Oxygen is essential for almost all forms of life. Shortly after its accumulation in the atmosphere one billion years ago, organisms started to exploit molecular oxygen for energy generation. While this is still its principal biological function, oxygen-based molecules – known as reactive oxygen species (ROS) – gradually evolved into essential molecular messengers during cellular metabolism, stress reactions, immune responses, and injury-induced tissue regeneration. However, apart from supporting good things, too little oxygen or too much ROS can also do harm, for instance by driving the proliferation of cancer cells or by promoting neurodegeneration and aging. Thus, to foster desirable physiological effects and supress the harmful ones, most organisms including humans must constantly mobilize adaptive responses to maintain a perfect oxygen/ROS balance.
This can be best illustrated on cancer, where most developing tumors experience episodes of transient oxygen starvation (hypoxia) due to limited blood supply. This forces cancer cells to reprogram their metabolism and initiate the so called ‘hypoxia response’ in order to survive. Fundamental discoveries in this area of biomedicine were honored with the Nobel Prizes in Physiology or Medicine in 1931 to Otto Warburg and 2019 to Gregg Semenza, William Kaelin and Peter Ratcliffe. These pioneers and many other scientists established that the hypoxia response not only enables cancer cells to adapt to the hostile environment, but it also allows them to accumulate more mutations that further increase their proliferation and invasiveness. While this has long been recognized as crucial for cancer evolution, how exactly cancers fuel their mutation rates under low oxygen remained largely elusive despite it holds tremendous potential for a better understanding of the disease itself, as well as for designing new ways of cancer treatment.
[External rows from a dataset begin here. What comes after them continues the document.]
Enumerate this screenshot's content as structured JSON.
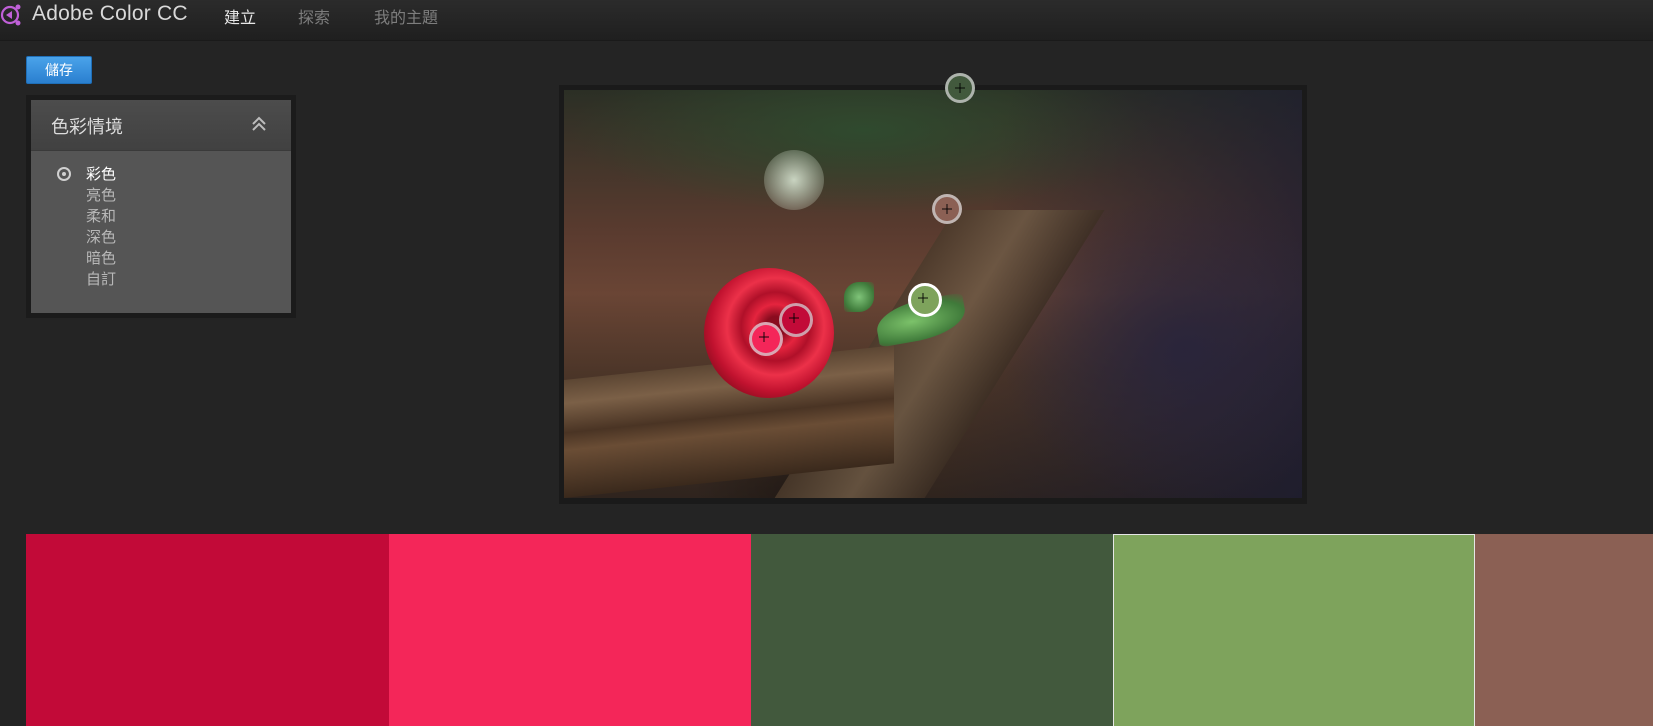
{
  "app": {
    "title": "Adobe Color CC",
    "logo_icon": "adobe-color-logo-icon",
    "logo_color": "#c060d8"
  },
  "nav": {
    "items": [
      {
        "label": "建立",
        "active": true
      },
      {
        "label": "探索",
        "active": false
      },
      {
        "label": "我的主題",
        "active": false
      }
    ]
  },
  "toolbar": {
    "save_label": "儲存",
    "save_color": "#2f86d6"
  },
  "mood_panel": {
    "title": "色彩情境",
    "collapse_icon": "chevron-double-up-icon",
    "options": [
      {
        "label": "彩色",
        "selected": true
      },
      {
        "label": "亮色",
        "selected": false
      },
      {
        "label": "柔和",
        "selected": false
      },
      {
        "label": "深色",
        "selected": false
      },
      {
        "label": "暗色",
        "selected": false
      },
      {
        "label": "自訂",
        "selected": false
      }
    ]
  },
  "image": {
    "subject": "rose-on-wooden-bench-photo",
    "pickers": [
      {
        "color": "#42593d",
        "active": false
      },
      {
        "color": "#8b6054",
        "active": false
      },
      {
        "color": "#7ea35c",
        "active": true
      },
      {
        "color": "#c20a38",
        "active": false
      },
      {
        "color": "#f42659",
        "active": false
      }
    ]
  },
  "swatches": [
    {
      "color": "#c20a38",
      "selected": false
    },
    {
      "color": "#f42659",
      "selected": false
    },
    {
      "color": "#42593d",
      "selected": false
    },
    {
      "color": "#7ea35c",
      "selected": true
    },
    {
      "color": "#8b6054",
      "selected": false
    }
  ]
}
In a multi-disciplinary research collaboration at the Novo Nordisk Foundation Center for Protein Research at the University of Copenhagen and the University of Texas at Austin, Kumar Somyajit, Julian Spies, and their colleagues from the Lukas, Mann, Jensen and Paull groups shed light on this fundamental biomedical question by connecting the three main elements of cancer progression into a molecular pathway: First, the researchers found that, facing oxygen starvation, cancer cells functionally suppress important DNA repair proteins involved in error-free, so-called homology-directed repair of damaged DNA. This results in an accumulation of unrepaired gaps of newly synthesized DNA (also called DNA-daughter-strand gaps) formed while cells duplicate their genomes. Second, they found that the same hypoxia that compromises DNA repair also liberates higher levels of ROS, which as a second messenger activates enzymes that further resects such unrepaired DNA daughter-strand gaps to the extend never seen in healthy cells. And third, the researchers noticed that such aberrantly extended DNA daughter-strand gaps are re-filled by highly mutagenic DNA polymerases, culminating into a rampant increase of mutation burden. Together, these findings provide thus far the most compelling mechanistic basis to understand accumulation of mutations in hypoxic tumors.
From a more general perspective, the new discovery can be interpreted such that the depletion of error-free DNA repair proteins transiently brings oxygen-starved cancers to a rather vulnerable stage, until they mobilize error-prone repair to accumulate sufficient combination of mutations that endows them with proliferation advantage. This is an important finding that could be potentially exploited to improve treatment. In other words, the time between the reduction of error-free repair and inception of the mutagenic one can be viewed as one of cancers’ ‘Achilles heels’ where a pharmacological intervention with the described mechanisms could be fatal for the incipient aggressive cancer.
Read more about the researchers' new results in the journal Developmental Cell: "Homology-directed repair protects the replicating genome from metabolic assaults"